Work out how many lines in the data below contain the string "title", and reply with that figure alone.

_ _ _ _ _ _ _

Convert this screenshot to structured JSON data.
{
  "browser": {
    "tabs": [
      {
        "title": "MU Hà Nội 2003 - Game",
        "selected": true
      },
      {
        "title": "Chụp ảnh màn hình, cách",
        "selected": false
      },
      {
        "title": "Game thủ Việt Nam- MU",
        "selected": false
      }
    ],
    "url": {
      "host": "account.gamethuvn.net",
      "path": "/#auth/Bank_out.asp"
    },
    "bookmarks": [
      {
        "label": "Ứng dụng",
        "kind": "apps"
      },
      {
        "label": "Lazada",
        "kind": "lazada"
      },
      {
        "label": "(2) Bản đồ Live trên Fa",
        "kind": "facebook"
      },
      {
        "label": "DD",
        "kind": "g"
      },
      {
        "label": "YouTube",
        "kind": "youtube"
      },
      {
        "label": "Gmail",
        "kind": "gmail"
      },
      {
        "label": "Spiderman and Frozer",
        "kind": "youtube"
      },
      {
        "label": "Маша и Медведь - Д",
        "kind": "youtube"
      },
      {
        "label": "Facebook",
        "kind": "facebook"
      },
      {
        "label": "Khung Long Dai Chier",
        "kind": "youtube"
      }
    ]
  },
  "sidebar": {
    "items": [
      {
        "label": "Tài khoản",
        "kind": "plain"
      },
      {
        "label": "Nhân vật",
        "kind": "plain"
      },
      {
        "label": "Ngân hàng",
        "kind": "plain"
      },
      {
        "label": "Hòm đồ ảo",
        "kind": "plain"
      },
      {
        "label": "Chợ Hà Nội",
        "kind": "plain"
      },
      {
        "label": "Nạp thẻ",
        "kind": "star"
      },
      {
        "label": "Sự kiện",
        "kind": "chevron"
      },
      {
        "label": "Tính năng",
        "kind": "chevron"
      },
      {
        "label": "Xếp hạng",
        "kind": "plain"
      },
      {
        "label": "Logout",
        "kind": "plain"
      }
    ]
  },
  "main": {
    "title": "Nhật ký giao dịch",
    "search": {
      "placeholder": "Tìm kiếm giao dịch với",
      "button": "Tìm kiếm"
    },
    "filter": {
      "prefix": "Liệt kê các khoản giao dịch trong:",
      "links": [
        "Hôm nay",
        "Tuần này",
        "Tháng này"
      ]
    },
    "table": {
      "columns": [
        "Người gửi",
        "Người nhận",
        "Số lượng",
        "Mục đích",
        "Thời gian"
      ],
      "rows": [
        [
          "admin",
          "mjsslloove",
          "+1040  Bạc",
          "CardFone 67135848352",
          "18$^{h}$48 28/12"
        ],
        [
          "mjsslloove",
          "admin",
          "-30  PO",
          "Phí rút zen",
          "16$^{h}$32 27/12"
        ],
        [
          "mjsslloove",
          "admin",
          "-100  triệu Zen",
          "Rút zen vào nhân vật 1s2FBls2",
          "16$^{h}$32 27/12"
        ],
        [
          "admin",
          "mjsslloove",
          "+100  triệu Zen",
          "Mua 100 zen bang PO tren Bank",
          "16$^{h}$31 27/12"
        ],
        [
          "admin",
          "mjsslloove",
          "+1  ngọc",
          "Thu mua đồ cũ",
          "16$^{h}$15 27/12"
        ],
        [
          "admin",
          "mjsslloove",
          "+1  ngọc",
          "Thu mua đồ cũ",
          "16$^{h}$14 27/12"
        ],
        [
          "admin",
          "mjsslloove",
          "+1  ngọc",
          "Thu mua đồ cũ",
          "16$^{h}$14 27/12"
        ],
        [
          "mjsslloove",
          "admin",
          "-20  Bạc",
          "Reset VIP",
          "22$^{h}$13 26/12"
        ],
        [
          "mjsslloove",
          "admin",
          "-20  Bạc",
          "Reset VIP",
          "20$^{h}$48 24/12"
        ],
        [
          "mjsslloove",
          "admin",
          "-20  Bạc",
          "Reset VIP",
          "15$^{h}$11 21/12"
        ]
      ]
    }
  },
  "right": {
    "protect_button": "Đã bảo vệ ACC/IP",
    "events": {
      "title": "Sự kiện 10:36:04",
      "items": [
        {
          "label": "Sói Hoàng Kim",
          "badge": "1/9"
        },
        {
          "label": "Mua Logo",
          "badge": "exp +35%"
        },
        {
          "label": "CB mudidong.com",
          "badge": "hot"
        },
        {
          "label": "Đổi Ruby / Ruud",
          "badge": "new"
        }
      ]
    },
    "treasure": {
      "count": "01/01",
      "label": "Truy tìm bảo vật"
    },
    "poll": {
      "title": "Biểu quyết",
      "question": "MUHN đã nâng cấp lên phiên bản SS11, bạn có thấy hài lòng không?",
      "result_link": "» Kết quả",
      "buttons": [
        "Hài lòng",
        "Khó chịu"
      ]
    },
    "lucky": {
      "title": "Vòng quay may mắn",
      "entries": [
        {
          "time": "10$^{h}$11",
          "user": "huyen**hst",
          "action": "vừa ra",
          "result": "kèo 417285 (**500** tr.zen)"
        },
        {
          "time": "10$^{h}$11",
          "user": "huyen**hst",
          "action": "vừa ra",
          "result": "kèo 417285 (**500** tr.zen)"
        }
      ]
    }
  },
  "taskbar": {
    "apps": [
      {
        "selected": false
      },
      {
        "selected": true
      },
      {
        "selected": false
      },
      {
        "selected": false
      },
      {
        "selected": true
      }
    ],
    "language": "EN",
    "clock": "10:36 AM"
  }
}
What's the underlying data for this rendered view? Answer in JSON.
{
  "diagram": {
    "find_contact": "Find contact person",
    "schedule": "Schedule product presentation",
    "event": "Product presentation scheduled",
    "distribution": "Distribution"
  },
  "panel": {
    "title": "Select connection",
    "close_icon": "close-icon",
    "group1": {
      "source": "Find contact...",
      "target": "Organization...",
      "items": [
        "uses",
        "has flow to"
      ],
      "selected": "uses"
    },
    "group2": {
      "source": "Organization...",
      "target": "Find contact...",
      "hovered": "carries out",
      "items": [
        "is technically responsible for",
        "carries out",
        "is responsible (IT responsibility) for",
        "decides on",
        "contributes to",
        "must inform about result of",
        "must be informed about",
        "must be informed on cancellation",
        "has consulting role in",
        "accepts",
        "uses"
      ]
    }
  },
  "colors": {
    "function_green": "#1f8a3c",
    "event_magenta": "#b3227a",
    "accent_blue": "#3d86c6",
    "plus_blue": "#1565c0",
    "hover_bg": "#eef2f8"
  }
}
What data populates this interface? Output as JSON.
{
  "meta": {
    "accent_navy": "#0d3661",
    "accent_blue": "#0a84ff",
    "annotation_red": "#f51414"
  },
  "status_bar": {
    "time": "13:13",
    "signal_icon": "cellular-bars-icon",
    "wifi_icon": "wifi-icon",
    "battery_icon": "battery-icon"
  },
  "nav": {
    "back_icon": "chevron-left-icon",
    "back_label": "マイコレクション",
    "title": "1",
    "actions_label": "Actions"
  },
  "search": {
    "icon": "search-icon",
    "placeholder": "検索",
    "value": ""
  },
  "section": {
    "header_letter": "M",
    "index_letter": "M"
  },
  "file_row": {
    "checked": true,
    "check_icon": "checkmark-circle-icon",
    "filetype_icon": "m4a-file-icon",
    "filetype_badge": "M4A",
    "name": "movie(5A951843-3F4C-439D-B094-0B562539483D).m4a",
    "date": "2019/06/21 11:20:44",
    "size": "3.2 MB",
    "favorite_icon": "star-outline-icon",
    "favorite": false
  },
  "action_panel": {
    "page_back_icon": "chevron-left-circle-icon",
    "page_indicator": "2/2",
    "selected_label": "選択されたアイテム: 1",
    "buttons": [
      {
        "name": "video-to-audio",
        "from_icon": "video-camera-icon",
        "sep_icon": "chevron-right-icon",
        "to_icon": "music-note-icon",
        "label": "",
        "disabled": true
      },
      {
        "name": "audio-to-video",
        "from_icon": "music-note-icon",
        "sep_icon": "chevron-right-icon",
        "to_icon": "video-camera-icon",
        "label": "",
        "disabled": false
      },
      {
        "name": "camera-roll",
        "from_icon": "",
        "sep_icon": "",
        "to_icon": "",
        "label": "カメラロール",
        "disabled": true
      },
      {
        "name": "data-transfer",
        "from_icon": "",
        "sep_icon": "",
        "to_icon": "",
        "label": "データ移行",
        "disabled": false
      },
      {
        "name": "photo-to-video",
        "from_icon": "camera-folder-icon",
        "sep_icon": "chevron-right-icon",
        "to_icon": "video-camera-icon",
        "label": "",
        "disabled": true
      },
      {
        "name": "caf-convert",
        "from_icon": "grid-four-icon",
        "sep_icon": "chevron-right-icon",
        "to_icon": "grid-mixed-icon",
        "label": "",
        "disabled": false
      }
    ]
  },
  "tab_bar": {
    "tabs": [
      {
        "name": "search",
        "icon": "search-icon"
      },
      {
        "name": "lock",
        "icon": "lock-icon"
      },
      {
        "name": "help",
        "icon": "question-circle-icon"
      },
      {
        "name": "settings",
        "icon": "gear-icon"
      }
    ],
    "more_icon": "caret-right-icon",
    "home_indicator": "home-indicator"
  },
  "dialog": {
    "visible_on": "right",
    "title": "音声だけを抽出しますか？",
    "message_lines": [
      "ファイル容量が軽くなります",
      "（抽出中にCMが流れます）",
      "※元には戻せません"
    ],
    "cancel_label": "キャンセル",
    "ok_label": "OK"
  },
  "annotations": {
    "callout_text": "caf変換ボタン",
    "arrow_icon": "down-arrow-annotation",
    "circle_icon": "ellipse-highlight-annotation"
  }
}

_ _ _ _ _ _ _

* **Response box**:
10